SUPPLIED INFORMATION:

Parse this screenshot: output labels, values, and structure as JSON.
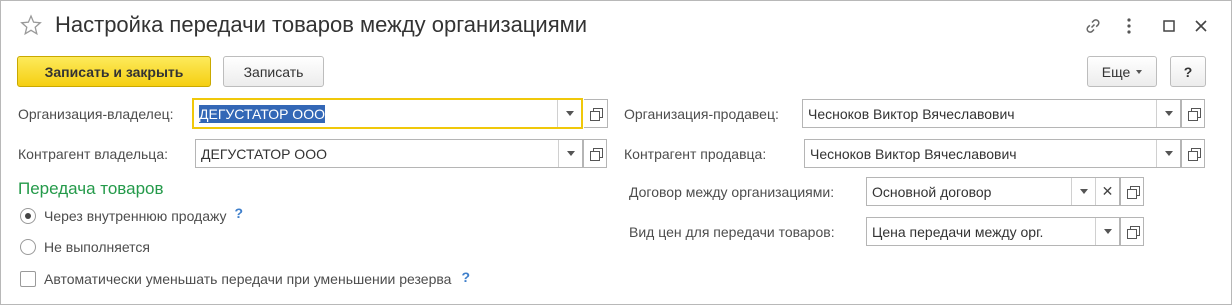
{
  "window": {
    "title": "Настройка передачи товаров между организациями"
  },
  "toolbar": {
    "save_close_label": "Записать и закрыть",
    "save_label": "Записать",
    "more_label": "Еще",
    "help_label": "?"
  },
  "left": {
    "owner_org": {
      "label": "Организация-владелец:",
      "value": "ДЕГУСТАТОР ООО"
    },
    "owner_contractor": {
      "label": "Контрагент владельца:",
      "value": "ДЕГУСТАТОР ООО"
    },
    "section_title": "Передача товаров",
    "radio_options": [
      {
        "label": "Через внутреннюю продажу",
        "selected": true,
        "help": "?"
      },
      {
        "label": "Не выполняется",
        "selected": false
      }
    ],
    "auto_reduce": {
      "label": "Автоматически уменьшать передачи при уменьшении резерва",
      "checked": false,
      "help": "?"
    }
  },
  "right": {
    "seller_org": {
      "label": "Организация-продавец:",
      "value": "Чесноков Виктор Вячеславович"
    },
    "seller_contractor": {
      "label": "Контрагент продавца:",
      "value": "Чесноков Виктор Вячеславович"
    },
    "contract": {
      "label": "Договор между организациями:",
      "value": "Основной договор"
    },
    "price_type": {
      "label": "Вид цен для передачи товаров:",
      "value": "Цена передачи между орг."
    }
  },
  "colors": {
    "primary_button": "#f5cf12",
    "section_title": "#249a4a",
    "focus_border": "#f0c80a",
    "selection": "#3367b6",
    "help": "#3f7fcb"
  }
}
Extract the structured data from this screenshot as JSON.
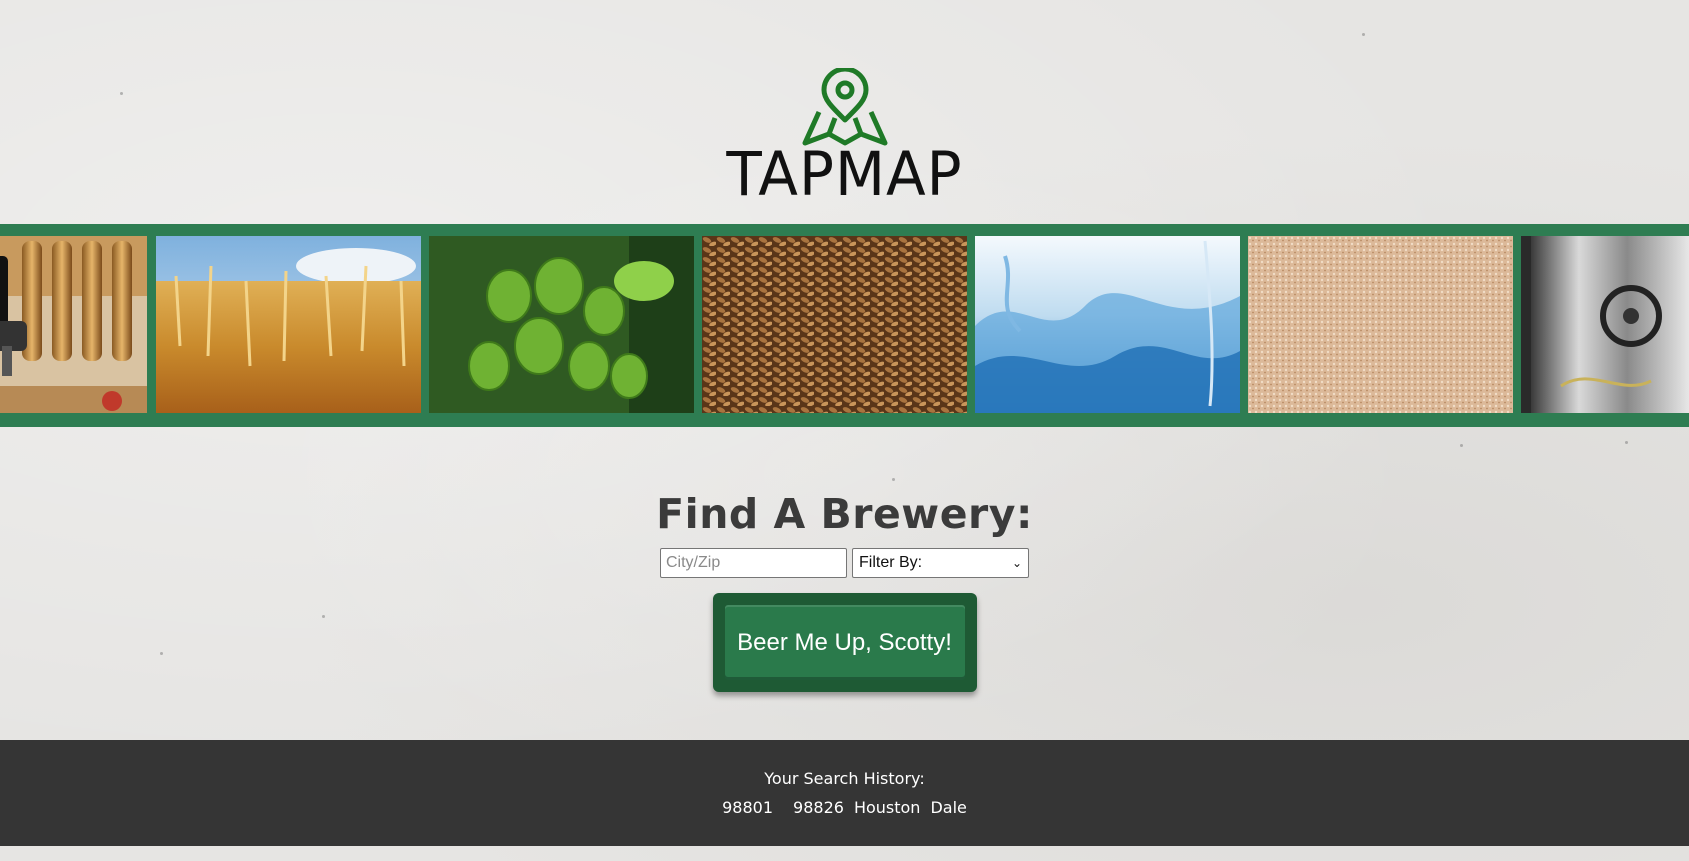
{
  "brand": {
    "name": "TAPMAP",
    "icon": "map-pin-icon",
    "accent": "#1f7a27"
  },
  "strip": {
    "color": "#2e7d52",
    "images": [
      {
        "name": "beer-taps-image"
      },
      {
        "name": "wheat-field-image"
      },
      {
        "name": "hops-image"
      },
      {
        "name": "barley-grain-image"
      },
      {
        "name": "water-splash-image"
      },
      {
        "name": "yeast-image"
      },
      {
        "name": "brewing-tank-image"
      }
    ]
  },
  "finder": {
    "title": "Find A Brewery:",
    "city_placeholder": "City/Zip",
    "city_value": "",
    "filter_selected": "Filter By:",
    "submit_label": "Beer Me Up, Scotty!",
    "button_color": "#2a7a4b"
  },
  "history": {
    "label": "Your Search History:",
    "items": [
      "98801",
      "98826",
      "Houston",
      "Dale"
    ]
  }
}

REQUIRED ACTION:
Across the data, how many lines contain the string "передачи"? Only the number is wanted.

PROBLEM SOLUTION:
4